▼
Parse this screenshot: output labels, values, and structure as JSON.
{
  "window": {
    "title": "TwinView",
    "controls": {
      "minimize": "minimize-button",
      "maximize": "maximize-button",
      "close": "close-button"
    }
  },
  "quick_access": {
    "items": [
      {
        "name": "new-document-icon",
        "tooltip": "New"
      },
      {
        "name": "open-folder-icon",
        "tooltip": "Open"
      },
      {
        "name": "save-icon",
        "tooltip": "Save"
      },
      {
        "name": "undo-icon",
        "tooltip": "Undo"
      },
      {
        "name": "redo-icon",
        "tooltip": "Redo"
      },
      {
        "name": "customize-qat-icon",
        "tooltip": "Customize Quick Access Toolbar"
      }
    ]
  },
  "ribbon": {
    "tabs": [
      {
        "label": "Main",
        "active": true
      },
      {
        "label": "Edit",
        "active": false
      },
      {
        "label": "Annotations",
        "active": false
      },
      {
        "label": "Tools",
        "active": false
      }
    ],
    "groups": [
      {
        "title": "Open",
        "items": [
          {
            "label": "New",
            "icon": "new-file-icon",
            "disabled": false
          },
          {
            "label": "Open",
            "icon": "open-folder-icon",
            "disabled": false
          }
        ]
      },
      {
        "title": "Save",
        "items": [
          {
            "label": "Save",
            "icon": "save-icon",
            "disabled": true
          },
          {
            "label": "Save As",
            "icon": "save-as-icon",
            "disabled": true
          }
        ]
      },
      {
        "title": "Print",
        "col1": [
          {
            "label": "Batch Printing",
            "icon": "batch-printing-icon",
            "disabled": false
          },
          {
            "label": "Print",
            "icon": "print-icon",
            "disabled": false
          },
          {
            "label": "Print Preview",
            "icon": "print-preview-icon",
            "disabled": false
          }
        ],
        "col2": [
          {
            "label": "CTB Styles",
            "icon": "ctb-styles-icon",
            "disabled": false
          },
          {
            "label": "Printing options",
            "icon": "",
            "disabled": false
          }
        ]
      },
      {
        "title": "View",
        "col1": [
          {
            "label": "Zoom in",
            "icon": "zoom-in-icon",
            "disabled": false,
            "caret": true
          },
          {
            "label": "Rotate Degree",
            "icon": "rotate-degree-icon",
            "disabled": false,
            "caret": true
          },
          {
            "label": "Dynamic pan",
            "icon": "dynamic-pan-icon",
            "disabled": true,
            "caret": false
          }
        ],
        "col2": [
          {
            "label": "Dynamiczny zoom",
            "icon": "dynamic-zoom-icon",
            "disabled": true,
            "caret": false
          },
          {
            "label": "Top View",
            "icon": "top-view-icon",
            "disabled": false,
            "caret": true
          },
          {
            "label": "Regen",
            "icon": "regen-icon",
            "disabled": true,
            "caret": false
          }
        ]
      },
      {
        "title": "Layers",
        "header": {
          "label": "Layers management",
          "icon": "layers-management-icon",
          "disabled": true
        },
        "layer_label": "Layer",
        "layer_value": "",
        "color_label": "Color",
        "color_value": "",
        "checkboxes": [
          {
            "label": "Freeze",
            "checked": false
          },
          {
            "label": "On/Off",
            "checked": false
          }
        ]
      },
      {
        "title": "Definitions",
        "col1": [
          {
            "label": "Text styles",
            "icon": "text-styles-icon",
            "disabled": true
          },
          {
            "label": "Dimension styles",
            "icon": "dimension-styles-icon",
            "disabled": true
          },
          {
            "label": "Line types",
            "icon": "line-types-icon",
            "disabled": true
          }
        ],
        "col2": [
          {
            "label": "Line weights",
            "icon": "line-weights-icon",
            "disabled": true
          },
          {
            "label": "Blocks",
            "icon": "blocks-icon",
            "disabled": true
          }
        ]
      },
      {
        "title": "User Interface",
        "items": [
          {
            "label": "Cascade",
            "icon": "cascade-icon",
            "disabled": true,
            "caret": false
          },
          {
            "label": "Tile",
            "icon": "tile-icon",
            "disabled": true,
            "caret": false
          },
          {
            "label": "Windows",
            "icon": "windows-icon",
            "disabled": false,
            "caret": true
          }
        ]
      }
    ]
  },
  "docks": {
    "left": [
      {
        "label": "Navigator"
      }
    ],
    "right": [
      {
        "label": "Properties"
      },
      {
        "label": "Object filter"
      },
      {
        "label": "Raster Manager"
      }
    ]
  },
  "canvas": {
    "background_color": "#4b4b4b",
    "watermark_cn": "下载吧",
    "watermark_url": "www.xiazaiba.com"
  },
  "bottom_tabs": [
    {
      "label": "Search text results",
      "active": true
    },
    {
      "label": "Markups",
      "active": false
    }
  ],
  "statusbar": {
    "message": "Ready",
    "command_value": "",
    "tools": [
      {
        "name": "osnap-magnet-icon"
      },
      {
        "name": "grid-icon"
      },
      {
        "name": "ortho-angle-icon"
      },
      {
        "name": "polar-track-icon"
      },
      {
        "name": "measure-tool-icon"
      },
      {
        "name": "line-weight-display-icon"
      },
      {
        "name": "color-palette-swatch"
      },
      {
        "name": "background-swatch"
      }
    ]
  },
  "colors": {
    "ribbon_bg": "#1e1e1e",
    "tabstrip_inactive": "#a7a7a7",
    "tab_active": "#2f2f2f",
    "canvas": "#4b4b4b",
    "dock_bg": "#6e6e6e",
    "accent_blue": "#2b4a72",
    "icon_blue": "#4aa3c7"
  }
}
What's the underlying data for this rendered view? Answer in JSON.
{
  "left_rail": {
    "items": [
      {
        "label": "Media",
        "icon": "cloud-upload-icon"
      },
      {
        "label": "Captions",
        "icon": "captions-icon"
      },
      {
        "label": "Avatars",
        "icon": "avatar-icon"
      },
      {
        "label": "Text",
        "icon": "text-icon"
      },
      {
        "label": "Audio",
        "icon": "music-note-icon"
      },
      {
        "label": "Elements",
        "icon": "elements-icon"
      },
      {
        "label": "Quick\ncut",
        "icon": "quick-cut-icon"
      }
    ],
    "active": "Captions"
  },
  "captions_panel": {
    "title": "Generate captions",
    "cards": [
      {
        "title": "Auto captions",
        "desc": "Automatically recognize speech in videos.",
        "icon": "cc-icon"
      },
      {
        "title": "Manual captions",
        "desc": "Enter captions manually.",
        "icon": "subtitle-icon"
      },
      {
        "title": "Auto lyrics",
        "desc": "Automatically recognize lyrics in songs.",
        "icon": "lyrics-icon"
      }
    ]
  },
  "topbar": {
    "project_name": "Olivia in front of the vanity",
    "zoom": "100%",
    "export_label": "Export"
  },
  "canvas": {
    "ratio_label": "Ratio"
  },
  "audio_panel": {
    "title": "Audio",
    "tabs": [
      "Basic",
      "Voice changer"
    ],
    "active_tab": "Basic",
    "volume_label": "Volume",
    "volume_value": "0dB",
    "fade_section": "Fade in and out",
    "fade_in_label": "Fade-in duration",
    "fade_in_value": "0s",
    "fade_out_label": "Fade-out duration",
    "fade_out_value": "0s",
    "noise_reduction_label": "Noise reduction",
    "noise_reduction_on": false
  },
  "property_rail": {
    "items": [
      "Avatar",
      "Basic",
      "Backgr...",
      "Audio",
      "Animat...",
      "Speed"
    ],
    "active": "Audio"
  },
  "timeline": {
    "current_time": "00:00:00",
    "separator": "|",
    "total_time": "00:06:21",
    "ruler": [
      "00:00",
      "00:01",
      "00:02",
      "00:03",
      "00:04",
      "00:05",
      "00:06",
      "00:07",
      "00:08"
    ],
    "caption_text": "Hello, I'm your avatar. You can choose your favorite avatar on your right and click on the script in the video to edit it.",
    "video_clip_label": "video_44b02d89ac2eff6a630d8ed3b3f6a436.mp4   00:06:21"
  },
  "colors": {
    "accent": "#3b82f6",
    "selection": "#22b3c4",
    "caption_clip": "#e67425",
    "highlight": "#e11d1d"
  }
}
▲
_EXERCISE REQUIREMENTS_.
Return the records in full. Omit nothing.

_ANSWER BOX_.
Parse this screenshot: output labels, values, and structure as JSON.
{
  "window": {
    "title": "TwinView",
    "controls": {
      "minimize": "minimize-button",
      "maximize": "maximize-button",
      "close": "close-button"
    }
  },
  "quick_access": {
    "items": [
      {
        "name": "new-document-icon",
        "tooltip": "New"
      },
      {
        "name": "open-folder-icon",
        "tooltip": "Open"
      },
      {
        "name": "save-icon",
        "tooltip": "Save"
      },
      {
        "name": "undo-icon",
        "tooltip": "Undo"
      },
      {
        "name": "redo-icon",
        "tooltip": "Redo"
      },
      {
        "name": "customize-qat-icon",
        "tooltip": "Customize Quick Access Toolbar"
      }
    ]
  },
  "ribbon": {
    "tabs": [
      {
        "label": "Main",
        "active": true
      },
      {
        "label": "Edit",
        "active": false
      },
      {
        "label": "Annotations",
        "active": false
      },
      {
        "label": "Tools",
        "active": false
      }
    ],
    "groups": [
      {
        "title": "Open",
        "items": [
          {
            "label": "New",
            "icon": "new-file-icon",
            "disabled": false
          },
          {
            "label": "Open",
            "icon": "open-folder-icon",
            "disabled": false
          }
        ]
      },
      {
        "title": "Save",
        "items": [
          {
            "label": "Save",
            "icon": "save-icon",
            "disabled": true
          },
          {
            "label": "Save As",
            "icon": "save-as-icon",
            "disabled": true
          }
        ]
      },
      {
        "title": "Print",
        "col1": [
          {
            "label": "Batch Printing",
            "icon": "batch-printing-icon",
            "disabled": false
          },
          {
            "label": "Print",
            "icon": "print-icon",
            "disabled": false
          },
          {
            "label": "Print Preview",
            "icon": "print-preview-icon",
            "disabled": false
          }
        ],
        "col2": [
          {
            "label": "CTB Styles",
            "icon": "ctb-styles-icon",
            "disabled": false
          },
          {
            "label": "Printing options",
            "icon": "",
            "disabled": false
          }
        ]
      },
      {
        "title": "View",
        "col1": [
          {
            "label": "Zoom in",
            "icon": "zoom-in-icon",
            "disabled": false,
            "caret": true
          },
          {
            "label": "Rotate Degree",
            "icon": "rotate-degree-icon",
            "disabled": false,
            "caret": true
          },
          {
            "label": "Dynamic pan",
            "icon": "dynamic-pan-icon",
            "disabled": true,
            "caret": false
          }
        ],
        "col2": [
          {
            "label": "Dynamiczny zoom",
            "icon": "dynamic-zoom-icon",
            "disabled": true,
            "caret": false
          },
          {
            "label": "Top View",
            "icon": "top-view-icon",
            "disabled": false,
            "caret": true
          },
          {
            "label": "Regen",
            "icon": "regen-icon",
            "disabled": true,
            "caret": false
          }
        ]
      },
      {
        "title": "Layers",
        "header": {
          "label": "Layers management",
          "icon": "layers-management-icon",
          "disabled": true
        },
        "layer_label": "Layer",
        "layer_value": "",
        "color_label": "Color",
        "color_value": "",
        "checkboxes": [
          {
            "label": "Freeze",
            "checked": false
          },
          {
            "label": "On/Off",
            "checked": false
          }
        ]
      },
      {
        "title": "Definitions",
        "col1": [
          {
            "label": "Text styles",
            "icon": "text-styles-icon",
            "disabled": true
          },
          {
            "label": "Dimension styles",
            "icon": "dimension-styles-icon",
            "disabled": true
          },
          {
            "label": "Line types",
            "icon": "line-types-icon",
            "disabled": true
          }
        ],
        "col2": [
          {
            "label": "Line weights",
            "icon": "line-weights-icon",
            "disabled": true
          },
          {
            "label": "Blocks",
            "icon": "blocks-icon",
            "disabled": true
          }
        ]
      },
      {
        "title": "User Interface",
        "items": [
          {
            "label": "Cascade",
            "icon": "cascade-icon",
            "disabled": true,
            "caret": false
          },
          {
            "label": "Tile",
            "icon": "tile-icon",
            "disabled": true,
            "caret": false
          },
          {
            "label": "Windows",
            "icon": "windows-icon",
            "disabled": false,
            "caret": true
          }
        ]
      }
    ]
  },
  "docks": {
    "left": [
      {
        "label": "Navigator"
      }
    ],
    "right": [
      {
        "label": "Properties"
      },
      {
        "label": "Object filter"
      },
      {
        "label": "Raster Manager"
      }
    ]
  },
  "canvas": {
    "background_color": "#4b4b4b",
    "watermark_cn": "下载吧",
    "watermark_url": "www.xiazaiba.com"
  },
  "bottom_tabs": [
    {
      "label": "Search text results",
      "active": true
    },
    {
      "label": "Markups",
      "active": false
    }
  ],
  "statusbar": {
    "message": "Ready",
    "command_value": "",
    "tools": [
      {
        "name": "osnap-magnet-icon"
      },
      {
        "name": "grid-icon"
      },
      {
        "name": "ortho-angle-icon"
      },
      {
        "name": "polar-track-icon"
      },
      {
        "name": "measure-tool-icon"
      },
      {
        "name": "line-weight-display-icon"
      },
      {
        "name": "color-palette-swatch"
      },
      {
        "name": "background-swatch"
      }
    ]
  },
  "colors": {
    "ribbon_bg": "#1e1e1e",
    "tabstrip_inactive": "#a7a7a7",
    "tab_active": "#2f2f2f",
    "canvas": "#4b4b4b",
    "dock_bg": "#6e6e6e",
    "accent_blue": "#2b4a72",
    "icon_blue": "#4aa3c7"
  }
}
What's the underlying data for this rendered view? Answer in JSON.
{
  "left_rail": {
    "items": [
      {
        "label": "Media",
        "icon": "cloud-upload-icon"
      },
      {
        "label": "Captions",
        "icon": "captions-icon"
      },
      {
        "label": "Avatars",
        "icon": "avatar-icon"
      },
      {
        "label": "Text",
        "icon": "text-icon"
      },
      {
        "label": "Audio",
        "icon": "music-note-icon"
      },
      {
        "label": "Elements",
        "icon": "elements-icon"
      },
      {
        "label": "Quick\ncut",
        "icon": "quick-cut-icon"
      }
    ],
    "active": "Captions"
  },
  "captions_panel": {
    "title": "Generate captions",
    "cards": [
      {
        "title": "Auto captions",
        "desc": "Automatically recognize speech in videos.",
        "icon": "cc-icon"
      },
      {
        "title": "Manual captions",
        "desc": "Enter captions manually.",
        "icon": "subtitle-icon"
      },
      {
        "title": "Auto lyrics",
        "desc": "Automatically recognize lyrics in songs.",
        "icon": "lyrics-icon"
      }
    ]
  },
  "topbar": {
    "project_name": "Olivia in front of the vanity",
    "zoom": "100%",
    "export_label": "Export"
  },
  "canvas": {
    "ratio_label": "Ratio"
  },
  "audio_panel": {
    "title": "Audio",
    "tabs": [
      "Basic",
      "Voice changer"
    ],
    "active_tab": "Basic",
    "volume_label": "Volume",
    "volume_value": "0dB",
    "fade_section": "Fade in and out",
    "fade_in_label": "Fade-in duration",
    "fade_in_value": "0s",
    "fade_out_label": "Fade-out duration",
    "fade_out_value": "0s",
    "noise_reduction_label": "Noise reduction",
    "noise_reduction_on": false
  },
  "property_rail": {
    "items": [
      "Avatar",
      "Basic",
      "Backgr...",
      "Audio",
      "Animat...",
      "Speed"
    ],
    "active": "Audio"
  },
  "timeline": {
    "current_time": "00:00:00",
    "separator": "|",
    "total_time": "00:06:21",
    "ruler": [
      "00:00",
      "00:01",
      "00:02",
      "00:03",
      "00:04",
      "00:05",
      "00:06",
      "00:07",
      "00:08"
    ],
    "caption_text": "Hello, I'm your avatar. You can choose your favorite avatar on your right and click on the script in the video to edit it.",
    "video_clip_label": "video_44b02d89ac2eff6a630d8ed3b3f6a436.mp4   00:06:21"
  },
  "colors": {
    "accent": "#3b82f6",
    "selection": "#22b3c4",
    "caption_clip": "#e67425",
    "highlight": "#e11d1d"
  }
}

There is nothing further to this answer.